Dataset rows describing interfaces
==*==
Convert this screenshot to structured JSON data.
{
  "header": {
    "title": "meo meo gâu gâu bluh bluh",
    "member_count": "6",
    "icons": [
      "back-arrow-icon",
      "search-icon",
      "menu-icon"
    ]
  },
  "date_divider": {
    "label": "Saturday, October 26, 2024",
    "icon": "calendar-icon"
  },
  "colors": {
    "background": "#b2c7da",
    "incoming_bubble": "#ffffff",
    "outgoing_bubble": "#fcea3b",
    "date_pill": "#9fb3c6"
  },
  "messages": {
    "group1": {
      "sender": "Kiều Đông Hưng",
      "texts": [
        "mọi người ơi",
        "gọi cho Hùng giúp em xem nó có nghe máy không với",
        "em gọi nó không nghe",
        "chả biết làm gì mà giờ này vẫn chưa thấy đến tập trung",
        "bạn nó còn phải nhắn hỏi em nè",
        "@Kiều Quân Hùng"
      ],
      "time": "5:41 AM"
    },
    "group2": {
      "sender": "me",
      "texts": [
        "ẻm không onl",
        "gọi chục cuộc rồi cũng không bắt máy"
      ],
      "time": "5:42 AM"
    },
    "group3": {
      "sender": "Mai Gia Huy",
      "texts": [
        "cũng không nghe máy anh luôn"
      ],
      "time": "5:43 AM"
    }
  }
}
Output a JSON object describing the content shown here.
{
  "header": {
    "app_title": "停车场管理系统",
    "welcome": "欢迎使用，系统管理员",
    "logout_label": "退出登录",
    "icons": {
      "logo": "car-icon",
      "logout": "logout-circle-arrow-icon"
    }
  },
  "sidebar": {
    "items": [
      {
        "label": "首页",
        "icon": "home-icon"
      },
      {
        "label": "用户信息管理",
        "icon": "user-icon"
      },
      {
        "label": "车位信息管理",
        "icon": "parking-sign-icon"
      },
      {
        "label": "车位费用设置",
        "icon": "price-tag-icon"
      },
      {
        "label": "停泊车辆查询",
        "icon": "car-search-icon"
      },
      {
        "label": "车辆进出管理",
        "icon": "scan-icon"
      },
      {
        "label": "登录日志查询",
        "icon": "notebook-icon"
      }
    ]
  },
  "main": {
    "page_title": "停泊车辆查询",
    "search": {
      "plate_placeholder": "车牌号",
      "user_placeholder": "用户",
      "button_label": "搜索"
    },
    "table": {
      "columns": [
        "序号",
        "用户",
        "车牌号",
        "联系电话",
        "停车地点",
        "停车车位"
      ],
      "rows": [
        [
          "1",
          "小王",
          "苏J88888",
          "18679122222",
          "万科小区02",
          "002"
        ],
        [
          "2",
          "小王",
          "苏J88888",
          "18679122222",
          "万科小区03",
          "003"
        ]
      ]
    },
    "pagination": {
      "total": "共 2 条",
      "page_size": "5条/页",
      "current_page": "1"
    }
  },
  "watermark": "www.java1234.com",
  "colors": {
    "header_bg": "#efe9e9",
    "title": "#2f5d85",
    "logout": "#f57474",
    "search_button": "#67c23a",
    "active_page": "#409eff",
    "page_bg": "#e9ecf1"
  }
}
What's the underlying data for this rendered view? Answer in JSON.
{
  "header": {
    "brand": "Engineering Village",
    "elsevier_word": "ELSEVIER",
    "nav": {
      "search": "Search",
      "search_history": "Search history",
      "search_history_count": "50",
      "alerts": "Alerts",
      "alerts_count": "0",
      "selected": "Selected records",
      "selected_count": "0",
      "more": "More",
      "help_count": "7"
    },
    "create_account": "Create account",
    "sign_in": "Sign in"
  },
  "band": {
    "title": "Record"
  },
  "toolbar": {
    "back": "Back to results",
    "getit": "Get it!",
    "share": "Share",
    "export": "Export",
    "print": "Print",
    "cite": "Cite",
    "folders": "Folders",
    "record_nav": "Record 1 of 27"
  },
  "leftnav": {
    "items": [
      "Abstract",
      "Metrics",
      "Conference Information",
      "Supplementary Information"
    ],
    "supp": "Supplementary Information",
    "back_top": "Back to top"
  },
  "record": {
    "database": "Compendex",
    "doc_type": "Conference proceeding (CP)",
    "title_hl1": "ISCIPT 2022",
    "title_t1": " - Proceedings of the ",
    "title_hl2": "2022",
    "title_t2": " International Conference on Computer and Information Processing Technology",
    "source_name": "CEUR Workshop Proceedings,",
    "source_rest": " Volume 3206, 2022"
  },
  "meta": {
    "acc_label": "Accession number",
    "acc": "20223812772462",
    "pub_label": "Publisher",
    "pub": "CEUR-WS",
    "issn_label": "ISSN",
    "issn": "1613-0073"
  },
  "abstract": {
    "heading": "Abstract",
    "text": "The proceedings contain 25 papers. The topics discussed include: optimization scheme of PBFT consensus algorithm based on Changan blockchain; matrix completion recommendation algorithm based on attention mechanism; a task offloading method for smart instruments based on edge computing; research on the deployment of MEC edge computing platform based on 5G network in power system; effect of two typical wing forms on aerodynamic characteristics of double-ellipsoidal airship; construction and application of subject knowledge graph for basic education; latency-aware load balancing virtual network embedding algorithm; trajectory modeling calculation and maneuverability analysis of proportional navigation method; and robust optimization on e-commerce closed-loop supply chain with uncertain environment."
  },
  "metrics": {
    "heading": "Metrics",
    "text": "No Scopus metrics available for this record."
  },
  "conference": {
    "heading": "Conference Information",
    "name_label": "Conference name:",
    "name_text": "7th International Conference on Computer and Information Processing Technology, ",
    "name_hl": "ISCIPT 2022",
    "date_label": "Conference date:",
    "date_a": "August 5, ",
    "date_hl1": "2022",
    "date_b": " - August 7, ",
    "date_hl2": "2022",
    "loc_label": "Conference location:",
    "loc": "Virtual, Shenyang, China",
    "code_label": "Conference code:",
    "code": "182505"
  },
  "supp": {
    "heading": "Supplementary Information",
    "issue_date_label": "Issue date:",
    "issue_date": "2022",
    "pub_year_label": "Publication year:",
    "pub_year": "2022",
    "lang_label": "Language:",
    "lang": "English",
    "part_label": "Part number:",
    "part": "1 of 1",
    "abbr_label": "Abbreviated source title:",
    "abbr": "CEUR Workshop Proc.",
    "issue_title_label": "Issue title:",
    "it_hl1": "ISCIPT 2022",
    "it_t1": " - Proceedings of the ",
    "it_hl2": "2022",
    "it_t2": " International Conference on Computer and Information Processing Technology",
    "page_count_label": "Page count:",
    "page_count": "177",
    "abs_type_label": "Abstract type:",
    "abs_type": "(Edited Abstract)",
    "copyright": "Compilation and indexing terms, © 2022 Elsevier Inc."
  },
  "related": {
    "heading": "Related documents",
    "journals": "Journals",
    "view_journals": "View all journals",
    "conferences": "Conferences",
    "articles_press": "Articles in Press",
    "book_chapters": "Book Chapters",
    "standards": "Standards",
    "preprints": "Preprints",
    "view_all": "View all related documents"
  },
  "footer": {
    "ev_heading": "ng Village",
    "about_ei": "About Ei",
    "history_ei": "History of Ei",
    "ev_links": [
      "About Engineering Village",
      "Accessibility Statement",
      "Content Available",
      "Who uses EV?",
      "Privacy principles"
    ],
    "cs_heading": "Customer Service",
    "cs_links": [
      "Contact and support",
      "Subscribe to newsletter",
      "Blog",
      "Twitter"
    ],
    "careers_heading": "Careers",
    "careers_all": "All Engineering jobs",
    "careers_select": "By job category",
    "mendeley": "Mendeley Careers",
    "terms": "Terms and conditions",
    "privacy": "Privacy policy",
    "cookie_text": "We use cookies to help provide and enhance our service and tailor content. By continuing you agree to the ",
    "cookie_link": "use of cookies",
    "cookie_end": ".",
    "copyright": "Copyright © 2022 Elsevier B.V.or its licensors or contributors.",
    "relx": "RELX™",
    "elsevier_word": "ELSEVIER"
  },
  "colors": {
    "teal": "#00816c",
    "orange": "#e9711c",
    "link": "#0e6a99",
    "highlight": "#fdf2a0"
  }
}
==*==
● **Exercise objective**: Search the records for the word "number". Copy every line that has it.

● **Exercise result**:
    "acc_label": "Accession number",
    "part_label": "Part number:",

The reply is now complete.